Members of the Louisville Metro Council have introduced an emergency ordinance to spend $1.5 million to salvage the historic Whiskey Row buildings and are considering suspending council rules to allow a vote Thursday.
The sponsors of the bill say Mayor Greg Fischer has promised a memorandum of understanding to explain the deal before voting, but some city lawmakers worry the council is rushing to pass a bill before seeing any details of the development agreement first.
Minutes before Fischer announced a plan to save the 19th Century buildings, the mayor’s office sought bipartisan support for the legislation, but balked when asked to show specifics of the contract.
Councilman Glen Stuckel, R-17, says the Fischer administration would not share any contents of the deal made between Metro Government, businessman Todd Blue and a group of local investors, who have agreed to purchase four of the seven buildings for $4.8 million.
“The details are pretty important,” says Stuckel. “The word I got from the mayor’s office was that I would probably be able to see the ordinance on Thursday morning. They’d have it ready by then. And I asked if it would contain the details and they said, ‘well, pretty much the details are what’s printed in the paper’ and I said I’d like to read it first.”
The mayor’s office was unavailable for comment, but sources in City Hall say the entire development agreement won’t be completed for at least a couple weeks.
On Monday, developers of the 21C Museum-Hotel Steve Wilson and Laura Lee Brown, along with several anonymous investors announced they will purchase four of the seven buildings for $4.8 million. The new buyers have 60 days to close a deal with Blue, who currently owns all seven buildings along Main Street.
According to the city, Blue will donate an additional building and retain two for himself while receiving an adjoining parking lot sold by Metro Government for $1. The city is also leasing Blue 50 spaces in downtown parking garage.
In the ordinance, council members who introduced the bill say the matter of saving the structural facades is urgent and the language concludes the buildings present “an immediate threat” to public safety. A recent study commissioned by the city, however, showed that five of the buildings were sound.
Councilwoman Tina Ward-Pugh, D-9, one of the emergency ordinance sponsors, told WFPL she hasn’t seen the agreement details but was briefed by the mayor’s economic team Monday morning and says the council needs to move quickly to save the city’s heritage.
“The deal was literally struck over the weekend,” she says. “It gives me no hesitation whatsoever because I have been actively engaged in supporting every effort out there to create such an agreement. In the past six weeks I’ve met with the mayor one-on-one on many occasions … so I have a level of comfort in not seeing the agreement because I have been in constant contact with the mayor and his administration.”

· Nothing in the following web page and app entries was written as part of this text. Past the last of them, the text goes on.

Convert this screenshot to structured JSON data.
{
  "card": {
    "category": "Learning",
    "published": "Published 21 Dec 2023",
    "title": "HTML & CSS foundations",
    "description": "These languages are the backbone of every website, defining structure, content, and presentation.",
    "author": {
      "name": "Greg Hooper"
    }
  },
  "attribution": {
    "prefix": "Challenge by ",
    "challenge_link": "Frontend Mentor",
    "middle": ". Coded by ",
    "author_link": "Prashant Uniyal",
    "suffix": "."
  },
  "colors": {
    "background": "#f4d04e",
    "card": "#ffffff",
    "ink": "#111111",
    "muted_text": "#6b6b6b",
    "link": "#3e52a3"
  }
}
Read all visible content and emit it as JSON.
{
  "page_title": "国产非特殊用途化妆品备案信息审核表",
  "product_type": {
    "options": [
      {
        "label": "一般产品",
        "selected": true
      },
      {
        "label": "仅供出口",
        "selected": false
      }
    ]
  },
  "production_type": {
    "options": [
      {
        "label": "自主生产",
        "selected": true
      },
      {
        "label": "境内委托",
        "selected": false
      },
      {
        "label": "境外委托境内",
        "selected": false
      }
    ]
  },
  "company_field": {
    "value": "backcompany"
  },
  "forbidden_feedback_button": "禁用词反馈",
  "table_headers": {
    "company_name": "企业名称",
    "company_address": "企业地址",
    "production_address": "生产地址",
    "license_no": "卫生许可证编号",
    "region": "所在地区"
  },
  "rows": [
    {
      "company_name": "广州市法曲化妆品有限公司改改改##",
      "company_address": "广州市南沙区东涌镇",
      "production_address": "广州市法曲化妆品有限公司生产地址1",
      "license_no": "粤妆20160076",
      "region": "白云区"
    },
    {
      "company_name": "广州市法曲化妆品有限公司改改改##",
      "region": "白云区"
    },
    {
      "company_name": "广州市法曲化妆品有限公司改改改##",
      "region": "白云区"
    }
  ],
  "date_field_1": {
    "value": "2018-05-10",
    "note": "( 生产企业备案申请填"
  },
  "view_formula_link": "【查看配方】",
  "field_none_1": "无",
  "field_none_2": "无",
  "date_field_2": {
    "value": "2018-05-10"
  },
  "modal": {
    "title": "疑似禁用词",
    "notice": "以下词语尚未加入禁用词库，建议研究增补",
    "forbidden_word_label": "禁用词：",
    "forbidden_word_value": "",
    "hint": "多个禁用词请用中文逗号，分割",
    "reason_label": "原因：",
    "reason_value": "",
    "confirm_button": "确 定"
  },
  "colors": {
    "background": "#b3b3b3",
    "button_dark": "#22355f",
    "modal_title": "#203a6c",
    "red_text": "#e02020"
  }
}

The committee on committees will decide on Tuesday whether to bypass procedures and placed on the council’s regular meeting agenda Thursday. The move to waive council rules at its full body meeting requires 14 yes votes.
If approved, the money will come from the unspent accounts set up for capital projects from previous years that have been completed.